“Lack of assessment and communication between providers regarding the patient’s blood pressure and contraindications of tPA contributed to this event,” Greenberg concludes.

Assessment and ordering issues “go hand in hand,” she adds. “If the patient assessment is not complete and accurate, it can affect decision-making and the treatment plan.”

  • Communication was a factor in 39% of the cases.

“This is not surprising in ED cases,” Greenberg says. Sixty-four percent of the cases with communication as a contributing factor featured a provider-to-provider communication issue. For 51% of this group of cases, the communication issue was between a provider and the patient or family member.

  • Sixty-seven percent of cases involved ordering of medications.

Here are some actual malpractice cases included in the analysis:

A 32-year-old woman came to the ED complaining of slurred speech, along with numbness and tingling in her jaw and upper extremities. She reported starting methadone therapy recently, along with a history of chronic back pain and long-term use of opioid narcotics.

The patient was diagnosed with peripheral neuropathy and received a muscle relaxant. The patient was advised to take ibuprofen and to discontinue the other muscle relaxant she was taking.

“She was discharged, and died at home the next day,” Greenberg says. The patient’s family sued the EP for failure to diagnose methadone toxicity.

Vague discharge discussions complicated the defense of the claim. The instructions didn’t tell the patient to discontinue the other muscle relaxant. “It just said, ‘Take medications as directed,’” Greenberg notes. “It would have been helpful if the discharge instructions had been more specific.” The case was eventually dismissed, but only after the EP paid $8,000 in legal expenses.

A woman with a history of recent head trauma presented to the ED with chest pain, and was diagnosed with an acute myocardial infarction.

“The EP’s documentation noted she had been admitted 11 days earlier after falling at home and sustaining a head trauma that resulted in a laceration to the forehead,” Greenberg says. The patient received nitroglycerin and morphine. The EP consulted a cardiologist, but failed to communicate the patient’s history of recent head trauma during the discussion.

The cardiologist recommended metoprolol and tenecteplase, a thrombolytic medication that is contraindicated in patients with recent trauma because of increased risk of bleeding. The hospital’s policy listed head injury within the previous three months as a contraindication for tenecteplase.

The patient was started on the medication, and a cardiac catheterization was performed. After the procedure, a change in mental status was noted, and a neurologist was consulted. On exam, the patient’s pupils were fixed and nonreactive, and the patient was intubated.

A CT scan of the head showed a massive subarachnoid bleeding. “The family decided to provide comfort care for the patient, and the autopsy listed the cause of death as subarachnoid bleed due to thrombolytic therapy,” Greenberg notes. “The case settled for $80,000.”

An 84-year-old woman presented to the ED with symptoms of urinary tract infection.

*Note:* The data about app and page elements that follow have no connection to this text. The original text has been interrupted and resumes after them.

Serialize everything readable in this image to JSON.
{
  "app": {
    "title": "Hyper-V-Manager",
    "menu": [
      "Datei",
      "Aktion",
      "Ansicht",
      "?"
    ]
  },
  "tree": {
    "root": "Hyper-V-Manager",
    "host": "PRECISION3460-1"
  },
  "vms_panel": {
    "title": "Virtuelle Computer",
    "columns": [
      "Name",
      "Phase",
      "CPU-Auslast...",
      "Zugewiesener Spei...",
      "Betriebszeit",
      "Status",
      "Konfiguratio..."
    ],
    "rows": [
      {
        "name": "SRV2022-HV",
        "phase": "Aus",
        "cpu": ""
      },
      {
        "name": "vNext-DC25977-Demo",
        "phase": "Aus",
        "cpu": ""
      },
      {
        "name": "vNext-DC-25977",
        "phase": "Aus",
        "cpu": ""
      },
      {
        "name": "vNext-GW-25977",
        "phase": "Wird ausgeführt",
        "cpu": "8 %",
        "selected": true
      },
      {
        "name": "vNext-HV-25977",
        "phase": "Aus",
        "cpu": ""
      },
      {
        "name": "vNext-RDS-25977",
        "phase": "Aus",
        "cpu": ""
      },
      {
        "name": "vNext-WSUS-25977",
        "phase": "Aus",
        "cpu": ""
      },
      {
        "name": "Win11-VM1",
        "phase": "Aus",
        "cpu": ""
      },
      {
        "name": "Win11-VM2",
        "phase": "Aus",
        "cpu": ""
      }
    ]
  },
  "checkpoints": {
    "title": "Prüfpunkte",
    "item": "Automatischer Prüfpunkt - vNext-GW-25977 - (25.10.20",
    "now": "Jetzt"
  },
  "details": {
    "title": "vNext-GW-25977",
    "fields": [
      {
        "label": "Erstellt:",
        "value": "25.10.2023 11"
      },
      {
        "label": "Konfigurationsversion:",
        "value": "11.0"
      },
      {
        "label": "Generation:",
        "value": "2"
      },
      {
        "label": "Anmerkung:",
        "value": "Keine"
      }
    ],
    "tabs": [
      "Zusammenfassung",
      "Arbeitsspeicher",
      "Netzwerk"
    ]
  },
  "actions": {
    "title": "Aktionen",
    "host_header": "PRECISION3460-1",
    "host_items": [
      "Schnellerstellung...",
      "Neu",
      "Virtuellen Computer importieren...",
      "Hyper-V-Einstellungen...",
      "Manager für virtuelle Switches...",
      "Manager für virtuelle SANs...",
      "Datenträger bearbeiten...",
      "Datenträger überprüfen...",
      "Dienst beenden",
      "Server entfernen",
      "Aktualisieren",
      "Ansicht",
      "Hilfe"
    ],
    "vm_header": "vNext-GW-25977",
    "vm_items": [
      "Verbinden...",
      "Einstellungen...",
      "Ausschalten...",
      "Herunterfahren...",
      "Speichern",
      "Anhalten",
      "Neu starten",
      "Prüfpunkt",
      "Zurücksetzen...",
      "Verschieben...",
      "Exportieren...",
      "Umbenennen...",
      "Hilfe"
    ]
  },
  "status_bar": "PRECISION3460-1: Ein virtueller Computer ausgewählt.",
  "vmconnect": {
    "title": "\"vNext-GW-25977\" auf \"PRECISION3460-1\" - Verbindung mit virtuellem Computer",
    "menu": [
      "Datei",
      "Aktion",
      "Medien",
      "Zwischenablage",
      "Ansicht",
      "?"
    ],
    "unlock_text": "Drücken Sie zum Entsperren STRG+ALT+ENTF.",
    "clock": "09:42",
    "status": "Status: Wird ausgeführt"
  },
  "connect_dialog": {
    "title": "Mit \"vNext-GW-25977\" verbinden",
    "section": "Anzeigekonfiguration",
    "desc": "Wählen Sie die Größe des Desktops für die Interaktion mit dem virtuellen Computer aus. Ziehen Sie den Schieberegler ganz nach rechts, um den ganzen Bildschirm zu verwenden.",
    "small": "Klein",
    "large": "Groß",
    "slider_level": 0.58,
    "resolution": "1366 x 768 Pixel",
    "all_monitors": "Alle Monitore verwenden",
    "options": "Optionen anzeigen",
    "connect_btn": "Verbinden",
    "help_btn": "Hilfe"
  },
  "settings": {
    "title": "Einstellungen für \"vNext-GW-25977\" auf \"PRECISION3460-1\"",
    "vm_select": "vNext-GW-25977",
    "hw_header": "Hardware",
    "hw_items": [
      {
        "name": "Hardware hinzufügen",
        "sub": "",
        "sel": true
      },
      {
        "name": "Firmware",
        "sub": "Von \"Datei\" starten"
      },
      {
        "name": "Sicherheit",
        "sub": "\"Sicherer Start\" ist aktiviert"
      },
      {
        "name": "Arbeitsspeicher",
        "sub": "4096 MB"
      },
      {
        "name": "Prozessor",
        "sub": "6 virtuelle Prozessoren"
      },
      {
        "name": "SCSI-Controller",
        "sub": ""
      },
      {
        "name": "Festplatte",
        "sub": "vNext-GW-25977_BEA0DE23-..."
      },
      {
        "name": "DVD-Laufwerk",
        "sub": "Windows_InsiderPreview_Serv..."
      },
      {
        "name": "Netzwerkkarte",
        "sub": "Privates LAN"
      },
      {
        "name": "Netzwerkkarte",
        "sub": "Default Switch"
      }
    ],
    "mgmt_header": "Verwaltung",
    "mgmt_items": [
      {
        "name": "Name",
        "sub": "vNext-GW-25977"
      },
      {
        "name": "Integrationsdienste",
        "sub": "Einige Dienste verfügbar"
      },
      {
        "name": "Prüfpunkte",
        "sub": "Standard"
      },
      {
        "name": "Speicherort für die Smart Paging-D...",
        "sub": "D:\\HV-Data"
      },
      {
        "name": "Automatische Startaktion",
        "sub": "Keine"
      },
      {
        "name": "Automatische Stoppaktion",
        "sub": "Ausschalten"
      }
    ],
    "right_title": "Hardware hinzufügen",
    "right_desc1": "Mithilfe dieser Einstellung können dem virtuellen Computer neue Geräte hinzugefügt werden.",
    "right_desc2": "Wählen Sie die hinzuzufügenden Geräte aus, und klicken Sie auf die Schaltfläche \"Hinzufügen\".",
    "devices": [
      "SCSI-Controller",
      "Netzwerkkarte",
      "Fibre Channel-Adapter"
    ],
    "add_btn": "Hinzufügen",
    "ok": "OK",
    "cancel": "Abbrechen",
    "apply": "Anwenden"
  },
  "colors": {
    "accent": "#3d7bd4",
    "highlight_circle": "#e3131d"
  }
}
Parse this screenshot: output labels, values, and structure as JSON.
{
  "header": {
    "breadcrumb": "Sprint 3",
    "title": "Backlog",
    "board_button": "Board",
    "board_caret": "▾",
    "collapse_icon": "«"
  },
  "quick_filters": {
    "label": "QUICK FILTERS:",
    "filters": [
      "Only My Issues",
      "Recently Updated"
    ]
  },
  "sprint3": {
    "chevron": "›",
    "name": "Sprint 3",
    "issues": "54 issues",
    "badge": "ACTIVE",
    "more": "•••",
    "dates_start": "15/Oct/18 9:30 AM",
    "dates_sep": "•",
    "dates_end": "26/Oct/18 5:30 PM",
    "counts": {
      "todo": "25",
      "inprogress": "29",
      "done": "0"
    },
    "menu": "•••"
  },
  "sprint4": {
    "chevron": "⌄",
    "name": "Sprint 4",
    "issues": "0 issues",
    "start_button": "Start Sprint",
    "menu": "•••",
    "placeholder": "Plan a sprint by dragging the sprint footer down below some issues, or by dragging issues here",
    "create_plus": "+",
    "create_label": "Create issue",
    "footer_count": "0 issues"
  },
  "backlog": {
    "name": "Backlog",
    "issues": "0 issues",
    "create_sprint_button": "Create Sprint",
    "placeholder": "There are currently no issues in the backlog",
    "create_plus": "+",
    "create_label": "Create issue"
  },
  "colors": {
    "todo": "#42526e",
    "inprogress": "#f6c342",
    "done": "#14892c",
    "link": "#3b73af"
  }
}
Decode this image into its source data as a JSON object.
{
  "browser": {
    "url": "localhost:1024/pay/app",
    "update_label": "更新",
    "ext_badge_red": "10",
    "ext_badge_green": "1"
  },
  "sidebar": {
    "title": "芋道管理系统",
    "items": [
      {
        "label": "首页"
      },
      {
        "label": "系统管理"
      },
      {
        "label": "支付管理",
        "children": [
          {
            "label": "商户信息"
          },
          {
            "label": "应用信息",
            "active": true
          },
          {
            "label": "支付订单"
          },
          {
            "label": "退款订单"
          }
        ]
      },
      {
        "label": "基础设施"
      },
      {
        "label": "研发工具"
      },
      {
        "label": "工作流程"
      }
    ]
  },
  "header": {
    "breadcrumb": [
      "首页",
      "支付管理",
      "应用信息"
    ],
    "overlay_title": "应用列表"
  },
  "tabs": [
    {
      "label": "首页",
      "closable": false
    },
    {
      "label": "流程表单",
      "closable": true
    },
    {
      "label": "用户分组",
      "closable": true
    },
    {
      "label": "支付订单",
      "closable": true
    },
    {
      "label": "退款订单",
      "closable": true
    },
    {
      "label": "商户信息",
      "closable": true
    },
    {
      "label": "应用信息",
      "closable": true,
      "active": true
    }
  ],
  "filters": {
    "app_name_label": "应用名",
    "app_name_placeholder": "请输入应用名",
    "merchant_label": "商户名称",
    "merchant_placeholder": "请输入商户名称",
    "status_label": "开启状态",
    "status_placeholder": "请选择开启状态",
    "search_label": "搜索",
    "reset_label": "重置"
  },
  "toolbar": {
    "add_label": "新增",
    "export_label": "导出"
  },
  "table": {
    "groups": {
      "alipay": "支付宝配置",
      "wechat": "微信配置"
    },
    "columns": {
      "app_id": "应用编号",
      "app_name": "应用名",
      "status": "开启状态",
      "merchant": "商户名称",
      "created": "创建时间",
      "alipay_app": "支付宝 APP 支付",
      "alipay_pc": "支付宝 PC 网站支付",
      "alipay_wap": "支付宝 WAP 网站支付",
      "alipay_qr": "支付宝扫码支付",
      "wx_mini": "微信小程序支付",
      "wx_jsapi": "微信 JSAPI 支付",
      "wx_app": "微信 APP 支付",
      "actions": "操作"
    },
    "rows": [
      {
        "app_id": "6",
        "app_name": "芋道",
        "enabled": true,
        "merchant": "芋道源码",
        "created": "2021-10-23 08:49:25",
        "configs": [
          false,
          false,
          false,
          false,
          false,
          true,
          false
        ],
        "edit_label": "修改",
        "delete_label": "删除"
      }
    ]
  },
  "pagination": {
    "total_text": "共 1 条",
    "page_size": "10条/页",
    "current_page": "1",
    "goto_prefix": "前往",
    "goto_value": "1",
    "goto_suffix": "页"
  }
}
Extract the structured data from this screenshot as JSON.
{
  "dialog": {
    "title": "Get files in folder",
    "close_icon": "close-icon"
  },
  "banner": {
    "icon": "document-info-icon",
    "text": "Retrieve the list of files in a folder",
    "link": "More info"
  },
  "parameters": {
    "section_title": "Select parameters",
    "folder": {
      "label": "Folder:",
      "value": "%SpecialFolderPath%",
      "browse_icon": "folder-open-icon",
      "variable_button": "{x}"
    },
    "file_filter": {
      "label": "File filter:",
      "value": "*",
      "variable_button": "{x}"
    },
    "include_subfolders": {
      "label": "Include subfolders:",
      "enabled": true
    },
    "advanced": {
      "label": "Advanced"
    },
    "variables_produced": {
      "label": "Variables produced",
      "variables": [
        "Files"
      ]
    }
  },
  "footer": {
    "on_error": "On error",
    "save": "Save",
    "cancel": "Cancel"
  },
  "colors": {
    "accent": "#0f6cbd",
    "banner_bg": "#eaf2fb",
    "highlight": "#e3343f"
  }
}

The patient reported a previous allergic reaction to ciprofloxacin. “The ED resident ordered [nitrofurantoin] after discussion with the attending,” Greenberg explains. The patient was discharged to the assisted living facility.

Four days later, she was transported to the ED with severe back pain, and diagnosed with urosepsis and hyperkalemia. “The patient suffered acute delirium, pyelonephritis, urinary retention, and chronic back pain,” Greenberg says.

After researching the patient’s medication list during the second ED visit, the ED director established that nitrofurantoin was not appropriate for elderly females with urinary tract infection.

“Additionally, on review, it was noted that a kidney panel should have been done prior to ordering the drug,” Greenberg says. “The case settled for $16,000.”

REFERENCE

  1. CRICO Strategies. Medication-related malpractice risks: CRICO 2016 CBS Benchmarking Report. Boston; May 27, 2017.

SOURCE

  • Penny Greenberg, MS, RN, CPPS, Senior Program Director for Patient Safety Services, CRICO Strategies, Boston. Phone: (617) 450-6850. Fax: (617) 450-8296. Email: PGreenberg@rmf.harvard.edu.